─── WORKING DATA ───
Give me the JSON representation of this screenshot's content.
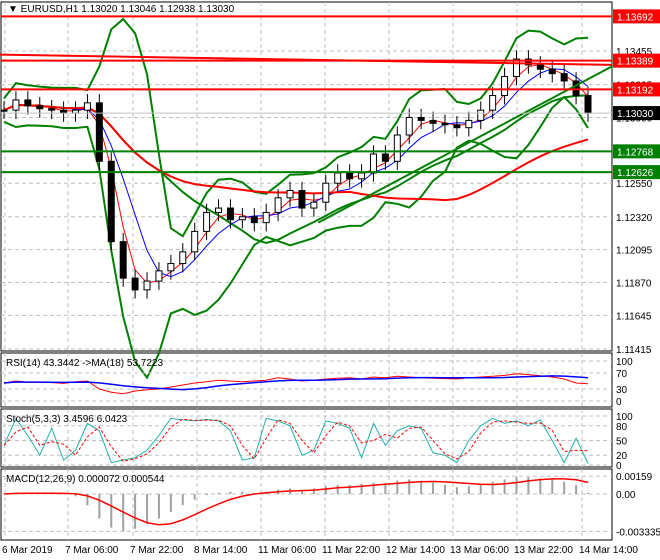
{
  "header": {
    "symbol": "EURUSD,H1",
    "ohlc": "1.13020 1.13046 1.12938 1.13030"
  },
  "colors": {
    "bull": "#000000",
    "bear": "#000000",
    "band": "#008000",
    "resistance": "#ff0000",
    "support": "#008000",
    "current": "#000000",
    "ma_fast": "#ff0000",
    "ma_slow": "#0000ff"
  },
  "chart_data": [
    {
      "type": "candlestick",
      "title": "EURUSD,H1",
      "ylim": [
        1.11415,
        1.13692
      ],
      "ytick_labels": [
        "1.13455",
        "1.13225",
        "1.13000",
        "1.12550",
        "1.12320",
        "1.12095",
        "1.11870",
        "1.11645",
        "1.11415"
      ],
      "yticks": [
        1.13455,
        1.13225,
        1.13,
        1.1255,
        1.1232,
        1.12095,
        1.1187,
        1.11645,
        1.11415
      ],
      "xtick_labels": [
        "6 Mar 2019",
        "7 Mar 06:00",
        "7 Mar 22:00",
        "8 Mar 14:00",
        "11 Mar 06:00",
        "11 Mar 22:00",
        "12 Mar 14:00",
        "13 Mar 06:00",
        "13 Mar 22:00",
        "14 Mar 14:00"
      ],
      "close": [
        1.1305,
        1.1312,
        1.1308,
        1.1306,
        1.1305,
        1.1303,
        1.1305,
        1.131,
        1.127,
        1.1215,
        1.119,
        1.1182,
        1.1188,
        1.1195,
        1.12,
        1.1208,
        1.1222,
        1.1235,
        1.1238,
        1.123,
        1.1232,
        1.1228,
        1.1235,
        1.1245,
        1.125,
        1.1238,
        1.1242,
        1.1255,
        1.1262,
        1.1258,
        1.1262,
        1.1275,
        1.127,
        1.1288,
        1.13,
        1.1298,
        1.1296,
        1.1295,
        1.1293,
        1.1298,
        1.1305,
        1.1315,
        1.1328,
        1.134,
        1.1336,
        1.1333,
        1.133,
        1.1325,
        1.1315,
        1.1303
      ],
      "levels": [
        {
          "price": 1.13692,
          "label": "1.13692",
          "kind": "resistance"
        },
        {
          "price": 1.13389,
          "label": "1.13389",
          "kind": "resistance"
        },
        {
          "price": 1.13192,
          "label": "1.13192",
          "kind": "resistance"
        },
        {
          "price": 1.1303,
          "label": "1.13030",
          "kind": "current"
        },
        {
          "price": 1.12768,
          "label": "1.12768",
          "kind": "support"
        },
        {
          "price": 1.12626,
          "label": "1.12626",
          "kind": "support"
        }
      ],
      "trendlines": [
        {
          "kind": "resistance",
          "from": [
            0,
            1.1343
          ],
          "to": [
            1,
            1.1336
          ]
        },
        {
          "kind": "support",
          "from": [
            0.52,
            1.1228
          ],
          "to": [
            1,
            1.1335
          ]
        }
      ]
    },
    {
      "type": "line",
      "title": "RSI(14) 43.3442  ->MA(18) 53.7223",
      "ylim": [
        0,
        100
      ],
      "ytick_labels": [
        "100",
        "70",
        "30",
        "0"
      ],
      "yticks": [
        100,
        70,
        30,
        0
      ],
      "series": [
        {
          "name": "RSI",
          "values": [
            45,
            50,
            47,
            47,
            46,
            44,
            48,
            50,
            30,
            22,
            18,
            25,
            28,
            30,
            35,
            40,
            45,
            48,
            52,
            50,
            48,
            50,
            52,
            58,
            55,
            50,
            52,
            55,
            57,
            58,
            55,
            60,
            58,
            62,
            60,
            58,
            57,
            56,
            55,
            58,
            60,
            62,
            64,
            68,
            66,
            63,
            60,
            55,
            45,
            43
          ]
        }
      ]
    },
    {
      "type": "line",
      "title": "Stoch(5,3,3) 3.4596 6.0423",
      "ylim": [
        0,
        100
      ],
      "ytick_labels": [
        "100",
        "80",
        "50",
        "20",
        "0"
      ],
      "yticks": [
        100,
        80,
        50,
        20,
        0
      ],
      "series": [
        {
          "name": "Main",
          "values": [
            40,
            95,
            60,
            20,
            75,
            10,
            30,
            85,
            70,
            5,
            10,
            15,
            30,
            60,
            95,
            92,
            90,
            93,
            90,
            70,
            10,
            15,
            95,
            90,
            80,
            20,
            30,
            90,
            85,
            75,
            15,
            85,
            40,
            70,
            80,
            75,
            25,
            20,
            5,
            50,
            80,
            95,
            85,
            90,
            80,
            92,
            50,
            5,
            55,
            3
          ]
        }
      ]
    },
    {
      "type": "bar",
      "title": "MACD(12,26,9) 0.000072 0.000544",
      "ylim": [
        -0.003335,
        0.00159
      ],
      "ytick_labels": [
        "0.00159",
        "0.00",
        "-0.003335"
      ],
      "yticks": [
        0.00159,
        0,
        -0.003335
      ],
      "series": [
        {
          "name": "MACD",
          "values": [
            0,
            0.0001,
            0.0001,
            0.0001,
            0,
            0,
            -0.0002,
            -0.001,
            -0.0022,
            -0.003,
            -0.0033,
            -0.0031,
            -0.0027,
            -0.0022,
            -0.0016,
            -0.001,
            -0.0005,
            -0.0001,
            0.0001,
            0.0002,
            0.0002,
            0.0001,
            0.0002,
            0.0004,
            0.0005,
            0.0004,
            0.0005,
            0.0007,
            0.0008,
            0.0008,
            0.0009,
            0.001,
            0.001,
            0.0012,
            0.0013,
            0.0012,
            0.001,
            0.0008,
            0.0006,
            0.0007,
            0.0009,
            0.0011,
            0.0013,
            0.0015,
            0.0015,
            0.0014,
            0.0013,
            0.0011,
            0.0008,
            0.0001
          ]
        }
      ]
    }
  ]
}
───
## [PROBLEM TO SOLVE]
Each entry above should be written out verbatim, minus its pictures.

## [RESPONSE AREA]
Give me the JSON representation of this screenshot's content.
{
  "header": {
    "symbol": "EURUSD,H1",
    "ohlc": "1.13020 1.13046 1.12938 1.13030"
  },
  "colors": {
    "bull": "#000000",
    "bear": "#000000",
    "band": "#008000",
    "resistance": "#ff0000",
    "support": "#008000",
    "current": "#000000",
    "ma_fast": "#ff0000",
    "ma_slow": "#0000ff"
  },
  "chart_data": [
    {
      "type": "candlestick",
      "title": "EURUSD,H1",
      "ylim": [
        1.11415,
        1.13692
      ],
      "ytick_labels": [
        "1.13455",
        "1.13225",
        "1.13000",
        "1.12550",
        "1.12320",
        "1.12095",
        "1.11870",
        "1.11645",
        "1.11415"
      ],
      "yticks": [
        1.13455,
        1.13225,
        1.13,
        1.1255,
        1.1232,
        1.12095,
        1.1187,
        1.11645,
        1.11415
      ],
      "xtick_labels": [
        "6 Mar 2019",
        "7 Mar 06:00",
        "7 Mar 22:00",
        "8 Mar 14:00",
        "11 Mar 06:00",
        "11 Mar 22:00",
        "12 Mar 14:00",
        "13 Mar 06:00",
        "13 Mar 22:00",
        "14 Mar 14:00"
      ],
      "close": [
        1.1305,
        1.1312,
        1.1308,
        1.1306,
        1.1305,
        1.1303,
        1.1305,
        1.131,
        1.127,
        1.1215,
        1.119,
        1.1182,
        1.1188,
        1.1195,
        1.12,
        1.1208,
        1.1222,
        1.1235,
        1.1238,
        1.123,
        1.1232,
        1.1228,
        1.1235,
        1.1245,
        1.125,
        1.1238,
        1.1242,
        1.1255,
        1.1262,
        1.1258,
        1.1262,
        1.1275,
        1.127,
        1.1288,
        1.13,
        1.1298,
        1.1296,
        1.1295,
        1.1293,
        1.1298,
        1.1305,
        1.1315,
        1.1328,
        1.134,
        1.1336,
        1.1333,
        1.133,
        1.1325,
        1.1315,
        1.1303
      ],
      "levels": [
        {
          "price": 1.13692,
          "label": "1.13692",
          "kind": "resistance"
        },
        {
          "price": 1.13389,
          "label": "1.13389",
          "kind": "resistance"
        },
        {
          "price": 1.13192,
          "label": "1.13192",
          "kind": "resistance"
        },
        {
          "price": 1.1303,
          "label": "1.13030",
          "kind": "current"
        },
        {
          "price": 1.12768,
          "label": "1.12768",
          "kind": "support"
        },
        {
          "price": 1.12626,
          "label": "1.12626",
          "kind": "support"
        }
      ],
      "trendlines": [
        {
          "kind": "resistance",
          "from": [
            0,
            1.1343
          ],
          "to": [
            1,
            1.1336
          ]
        },
        {
          "kind": "support",
          "from": [
            0.52,
            1.1228
          ],
          "to": [
            1,
            1.1335
          ]
        }
      ]
    },
    {
      "type": "line",
      "title": "RSI(14) 43.3442  ->MA(18) 53.7223",
      "ylim": [
        0,
        100
      ],
      "ytick_labels": [
        "100",
        "70",
        "30",
        "0"
      ],
      "yticks": [
        100,
        70,
        30,
        0
      ],
      "series": [
        {
          "name": "RSI",
          "values": [
            45,
            50,
            47,
            47,
            46,
            44,
            48,
            50,
            30,
            22,
            18,
            25,
            28,
            30,
            35,
            40,
            45,
            48,
            52,
            50,
            48,
            50,
            52,
            58,
            55,
            50,
            52,
            55,
            57,
            58,
            55,
            60,
            58,
            62,
            60,
            58,
            57,
            56,
            55,
            58,
            60,
            62,
            64,
            68,
            66,
            63,
            60,
            55,
            45,
            43
          ]
        }
      ]
    },
    {
      "type": "line",
      "title": "Stoch(5,3,3) 3.4596 6.0423",
      "ylim": [
        0,
        100
      ],
      "ytick_labels": [
        "100",
        "80",
        "50",
        "20",
        "0"
      ],
      "yticks": [
        100,
        80,
        50,
        20,
        0
      ],
      "series": [
        {
          "name": "Main",
          "values": [
            40,
            95,
            60,
            20,
            75,
            10,
            30,
            85,
            70,
            5,
            10,
            15,
            30,
            60,
            95,
            92,
            90,
            93,
            90,
            70,
            10,
            15,
            95,
            90,
            80,
            20,
            30,
            90,
            85,
            75,
            15,
            85,
            40,
            70,
            80,
            75,
            25,
            20,
            5,
            50,
            80,
            95,
            85,
            90,
            80,
            92,
            50,
            5,
            55,
            3
          ]
        }
      ]
    },
    {
      "type": "bar",
      "title": "MACD(12,26,9) 0.000072 0.000544",
      "ylim": [
        -0.003335,
        0.00159
      ],
      "ytick_labels": [
        "0.00159",
        "0.00",
        "-0.003335"
      ],
      "yticks": [
        0.00159,
        0,
        -0.003335
      ],
      "series": [
        {
          "name": "MACD",
          "values": [
            0,
            0.0001,
            0.0001,
            0.0001,
            0,
            0,
            -0.0002,
            -0.001,
            -0.0022,
            -0.003,
            -0.0033,
            -0.0031,
            -0.0027,
            -0.0022,
            -0.0016,
            -0.001,
            -0.0005,
            -0.0001,
            0.0001,
            0.0002,
            0.0002,
            0.0001,
            0.0002,
            0.0004,
            0.0005,
            0.0004,
            0.0005,
            0.0007,
            0.0008,
            0.0008,
            0.0009,
            0.001,
            0.001,
            0.0012,
            0.0013,
            0.0012,
            0.001,
            0.0008,
            0.0006,
            0.0007,
            0.0009,
            0.0011,
            0.0013,
            0.0015,
            0.0015,
            0.0014,
            0.0013,
            0.0011,
            0.0008,
            0.0001
          ]
        }
      ]
    }
  ]
}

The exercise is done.